Element data from apps and pages:
______

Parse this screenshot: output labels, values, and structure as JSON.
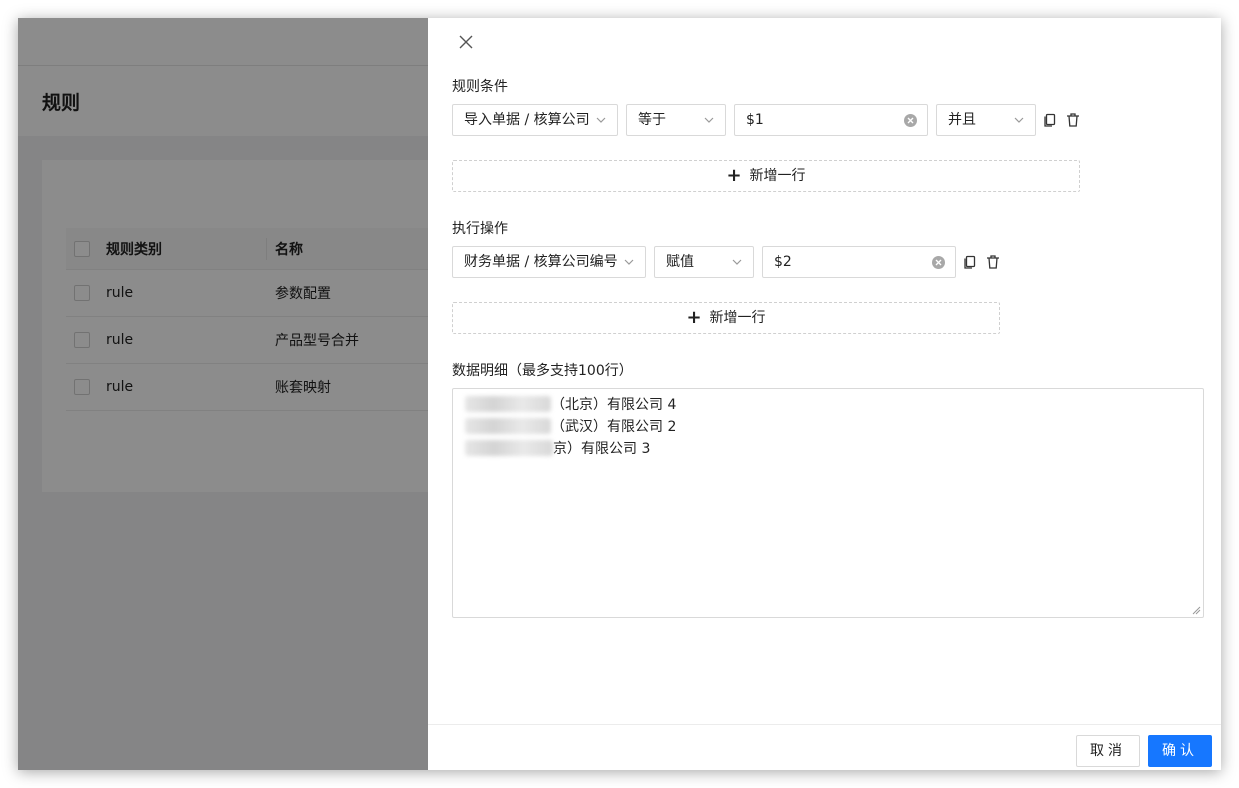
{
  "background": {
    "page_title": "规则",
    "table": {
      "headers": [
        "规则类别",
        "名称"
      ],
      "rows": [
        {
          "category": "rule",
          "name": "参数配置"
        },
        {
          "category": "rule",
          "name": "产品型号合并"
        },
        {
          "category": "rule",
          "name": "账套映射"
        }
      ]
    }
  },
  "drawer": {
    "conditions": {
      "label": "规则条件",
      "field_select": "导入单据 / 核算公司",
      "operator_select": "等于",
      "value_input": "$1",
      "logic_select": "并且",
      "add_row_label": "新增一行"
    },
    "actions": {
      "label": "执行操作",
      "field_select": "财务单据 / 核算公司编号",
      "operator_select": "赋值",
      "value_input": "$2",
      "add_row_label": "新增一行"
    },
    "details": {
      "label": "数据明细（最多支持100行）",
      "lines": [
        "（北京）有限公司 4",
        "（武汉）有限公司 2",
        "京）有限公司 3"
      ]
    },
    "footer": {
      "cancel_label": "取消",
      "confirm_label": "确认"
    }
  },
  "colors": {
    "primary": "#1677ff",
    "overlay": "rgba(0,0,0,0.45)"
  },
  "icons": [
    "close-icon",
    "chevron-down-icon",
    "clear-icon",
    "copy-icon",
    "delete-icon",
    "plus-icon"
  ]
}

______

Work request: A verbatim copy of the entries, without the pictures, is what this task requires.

Problem solution:
Parse this screenshot: output labels, values, and structure as JSON.
{
  "background": {
    "page_title": "规则",
    "table": {
      "headers": [
        "规则类别",
        "名称"
      ],
      "rows": [
        {
          "category": "rule",
          "name": "参数配置"
        },
        {
          "category": "rule",
          "name": "产品型号合并"
        },
        {
          "category": "rule",
          "name": "账套映射"
        }
      ]
    }
  },
  "drawer": {
    "conditions": {
      "label": "规则条件",
      "field_select": "导入单据 / 核算公司",
      "operator_select": "等于",
      "value_input": "$1",
      "logic_select": "并且",
      "add_row_label": "新增一行"
    },
    "actions": {
      "label": "执行操作",
      "field_select": "财务单据 / 核算公司编号",
      "operator_select": "赋值",
      "value_input": "$2",
      "add_row_label": "新增一行"
    },
    "details": {
      "label": "数据明细（最多支持100行）",
      "lines": [
        "（北京）有限公司 4",
        "（武汉）有限公司 2",
        "京）有限公司 3"
      ]
    },
    "footer": {
      "cancel_label": "取消",
      "confirm_label": "确认"
    }
  },
  "colors": {
    "primary": "#1677ff",
    "overlay": "rgba(0,0,0,0.45)"
  },
  "icons": [
    "close-icon",
    "chevron-down-icon",
    "clear-icon",
    "copy-icon",
    "delete-icon",
    "plus-icon"
  ]
}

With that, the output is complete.